This information is a public crowdsourcing effort between the Access Fund,
and Mountain Project. You should confirm closures, restrictions, and/or related dates.
This is the premier and most popular crag in the area. Perhaps being the namesake of the entire area, the first area climbed, being so close to the parking (2 minutes) or having the greatest number of pitches (50+ if you count the adjoining 'Archway.' For whatever reason, this is the place to go if you want to run into other climbers. Still, due to the overall small number of folks climbing in Chaing Mai, you can be sure that there will be open routes there. From a fist full of french grade 5's, which may have guides and clients on them) to a large number of 6's (5.10-11c) and a few 7's (5.11+ to 5.12) and a sole 8a (5.13) for the .nu scorecard type there are routes for almost anyone. This primarily south facing crag will likely remind the well-traveled Asia climber of the climbing at Batu Caves (K.L. Malaysia), and to some degree of Railee/Tonsai. The walls are a little bit shorter, the tufas smaller, and the crowds non existent however. While the weather is not quite as oppressively hot as places like Bangkok and K.L., as it is moderated by a slightly more northern latitude and slight altitude, it lacks the cooling effect of a nearby ocean that so benefits the southern coastal climbing.... and this wall faces primarily south. Crazy Horse buttress is really more or less the same formation as the adjoining wall, The Archway, but can be distinguished as different by the approach and the Character of the climbing, and as such, they will be listed separately here. The rock is limestone karst and is primarily compact and hard lime, sharp in places and for the most part positive. Naturally however, the existing slopers are glassy and polished on the more popular lines. These get more difficult when in the sun, but the area's slightly sot given grades make them reasonable ticks even in challenging conditions. From left to right on the West Face, starting from the far left edge (left of the arriving trail) the climbs are: 1) The Muppet Show (5.8) 2) Ding Dong (5.8) 3) Rope and Rock (5.7) 4) Mai Roo Reuang (10c) 5) Magic Drop (10c, shares start with #6) 6) Reindeer Request (10b, shares start with #5) 7) Some Like It Hot (10c, a girdle route which shares start with 2 previous routes) 8) Ahah! (10a) 9) Bamboo Finders (10c) 10) The Beehouse (11c) 11) Blood Love and Steel (11a) 12) An open project estimated in the 8B+ range. This is it for the South Face of the wall from the base, but there are significant additional pitches that can be reached from the tops of the pitches listed. The following are on the right side, on the West Face, which gets morning shade. This includes everything right of the rebar ladder. 13) Dangerous Joy (10d) 14) The Horse Knows the Way (12b) 15) The Horses Ass (12a, shares start with #16) 16) Dont Look a Gift Horse In the Mouth (11d, 2 pithces, shares start of P1 with #15) 17) Into the Sun (10b, two pitches, crux on upper pitch)

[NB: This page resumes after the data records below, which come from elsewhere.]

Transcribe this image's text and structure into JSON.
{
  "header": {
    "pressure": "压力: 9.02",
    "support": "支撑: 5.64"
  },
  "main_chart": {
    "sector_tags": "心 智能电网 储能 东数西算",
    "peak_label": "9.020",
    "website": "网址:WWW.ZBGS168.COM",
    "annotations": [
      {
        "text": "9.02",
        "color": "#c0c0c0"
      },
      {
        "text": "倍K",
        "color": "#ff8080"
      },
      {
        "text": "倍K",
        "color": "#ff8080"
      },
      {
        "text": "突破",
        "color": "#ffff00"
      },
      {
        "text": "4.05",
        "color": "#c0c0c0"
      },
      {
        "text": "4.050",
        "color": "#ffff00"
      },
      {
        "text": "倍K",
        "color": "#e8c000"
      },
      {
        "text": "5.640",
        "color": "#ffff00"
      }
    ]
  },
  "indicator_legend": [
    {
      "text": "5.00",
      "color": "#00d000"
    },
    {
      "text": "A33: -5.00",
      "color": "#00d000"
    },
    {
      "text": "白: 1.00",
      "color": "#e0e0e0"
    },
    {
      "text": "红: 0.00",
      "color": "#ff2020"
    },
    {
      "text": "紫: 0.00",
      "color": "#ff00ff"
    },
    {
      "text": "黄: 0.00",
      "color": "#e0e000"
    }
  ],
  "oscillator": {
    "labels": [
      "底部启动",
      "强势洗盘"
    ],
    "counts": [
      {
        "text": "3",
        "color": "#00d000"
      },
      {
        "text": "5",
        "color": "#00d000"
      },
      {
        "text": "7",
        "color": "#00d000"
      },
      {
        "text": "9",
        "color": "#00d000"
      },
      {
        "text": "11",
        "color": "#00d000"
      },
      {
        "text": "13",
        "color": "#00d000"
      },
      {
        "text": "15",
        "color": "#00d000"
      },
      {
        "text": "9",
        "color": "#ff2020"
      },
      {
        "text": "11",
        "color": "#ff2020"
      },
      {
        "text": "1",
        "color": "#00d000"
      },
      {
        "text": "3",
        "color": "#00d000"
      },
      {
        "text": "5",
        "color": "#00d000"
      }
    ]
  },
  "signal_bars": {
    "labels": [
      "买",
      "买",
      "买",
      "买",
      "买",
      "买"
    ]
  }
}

Again, a smattering of additional pitches and routes is accessible from the tops of these listed climbs.
From the top parking lot of the dirt road into the Crazy Horse area, park and turn facing uphill. The large buttress you see is Crazy Horse. The restrooms are back and to your left. Head up and left to a trail past the water kiosks where there is likely to be drinking water but don't bet your day on it.(Please read the posted information about this project.) Head up the well marked trail a few minutes past some rails and platforms on the trail for a few minutes to arrive at the left edge of the crag.
The hardest climb at Crazy Horse. Take the line immediately to the left of the ladder access rungs to the archway. The first 4 bolts go at around 5.11 climbing. From the 4th bolt the route is equipped with insitu quick-draws. The climbing gets increasingly hard and insecure with each bolt. Before maxing out with the 5.13c crux mantle as the last move before the anchors. A series of insecure slopers, tiny side pulls and downright tenuous moves comprise the bulk of the hard climbing. Has only seen...[more]Browse More Classics in International